“Forty years ago, people just didn’t know what digital art was or why it would be important, and it’s only now that people are starting to understand its history and what it meant to create it,” Allen said.
Casey Reas, a visual artist and a professor of design media arts at UCLA, co-founded the NFT marketplace Feral File, and curated a show of web-based work by international artists in March called “Social Codes” that quickly sold out. The pieces sold in editions of 75, for $75 each. They were sold for U.S. dollars rather than cryptocurrency, and the platform runs on the Bitmark blockchain, which has a tiny carbon footprint — about one-millionth of the amount of the Bitcoin proof-of-work blockchain.
Reas applauds the use of blockchain for giving digital artists more control over their work, but worries that financial opportunities are not distributed equally.
“A lot of friends of mine are making substantial money off of NFTs,” he said, while he also sees artists making little to no money. “I think a lot of the problems of the art market are amplified through the NFT space. And that was one thing that I was hoping NFTs would fix.”
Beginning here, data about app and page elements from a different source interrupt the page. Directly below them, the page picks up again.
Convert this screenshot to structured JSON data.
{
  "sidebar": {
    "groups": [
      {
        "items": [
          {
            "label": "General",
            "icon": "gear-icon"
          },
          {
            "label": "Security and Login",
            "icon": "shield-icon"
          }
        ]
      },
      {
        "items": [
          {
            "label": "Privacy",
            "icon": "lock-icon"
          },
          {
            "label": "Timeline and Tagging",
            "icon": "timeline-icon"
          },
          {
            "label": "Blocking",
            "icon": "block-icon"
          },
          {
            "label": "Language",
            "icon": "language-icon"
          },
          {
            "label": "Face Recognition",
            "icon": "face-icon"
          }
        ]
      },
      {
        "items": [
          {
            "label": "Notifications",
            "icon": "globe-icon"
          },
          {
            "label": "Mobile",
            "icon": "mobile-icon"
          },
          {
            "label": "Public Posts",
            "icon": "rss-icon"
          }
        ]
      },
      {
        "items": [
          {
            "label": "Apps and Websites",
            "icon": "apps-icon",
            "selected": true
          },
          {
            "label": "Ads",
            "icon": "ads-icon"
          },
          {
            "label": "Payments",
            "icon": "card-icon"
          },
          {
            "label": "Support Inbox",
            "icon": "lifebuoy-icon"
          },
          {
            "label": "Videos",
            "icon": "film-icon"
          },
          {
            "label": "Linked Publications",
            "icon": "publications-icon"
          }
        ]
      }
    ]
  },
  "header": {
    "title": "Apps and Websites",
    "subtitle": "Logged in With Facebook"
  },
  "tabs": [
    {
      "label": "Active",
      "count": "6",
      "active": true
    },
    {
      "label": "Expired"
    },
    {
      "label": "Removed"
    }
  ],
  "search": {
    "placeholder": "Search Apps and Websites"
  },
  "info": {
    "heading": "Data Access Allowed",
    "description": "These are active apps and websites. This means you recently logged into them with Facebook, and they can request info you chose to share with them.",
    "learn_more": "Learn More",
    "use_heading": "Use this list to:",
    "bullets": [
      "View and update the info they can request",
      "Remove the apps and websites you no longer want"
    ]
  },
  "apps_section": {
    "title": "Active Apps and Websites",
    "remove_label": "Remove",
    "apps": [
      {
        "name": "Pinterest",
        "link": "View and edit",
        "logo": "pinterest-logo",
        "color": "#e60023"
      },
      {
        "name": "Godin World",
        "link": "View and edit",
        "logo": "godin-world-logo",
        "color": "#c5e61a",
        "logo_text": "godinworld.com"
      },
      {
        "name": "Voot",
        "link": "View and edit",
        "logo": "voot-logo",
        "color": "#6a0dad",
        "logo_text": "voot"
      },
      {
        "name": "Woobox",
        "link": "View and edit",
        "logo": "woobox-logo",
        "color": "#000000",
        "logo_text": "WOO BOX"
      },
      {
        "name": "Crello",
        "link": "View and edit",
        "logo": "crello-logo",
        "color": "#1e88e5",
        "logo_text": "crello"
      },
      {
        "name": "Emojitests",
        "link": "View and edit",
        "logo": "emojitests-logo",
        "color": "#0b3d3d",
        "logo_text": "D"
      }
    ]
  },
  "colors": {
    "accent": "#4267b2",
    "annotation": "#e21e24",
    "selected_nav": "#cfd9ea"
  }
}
So are NFTs a bubble? It’s difficult to speculate on such a nascent economic sector. The fine art world has seen rising auction sales for decades, and the stock market has seen record gains as well. Many predict that once the dust settles, newcomers who are rushing in and grabbing money with celebrity partnerships and endorsements will leave, and serious artists and collectors will remain.
Reas is guardedly optimistic.
“My intuition about NFTs is that it had a boom, it’s sort of busted a little bit, it may bust more, but I think it’s going to be around for a very long time,” he said.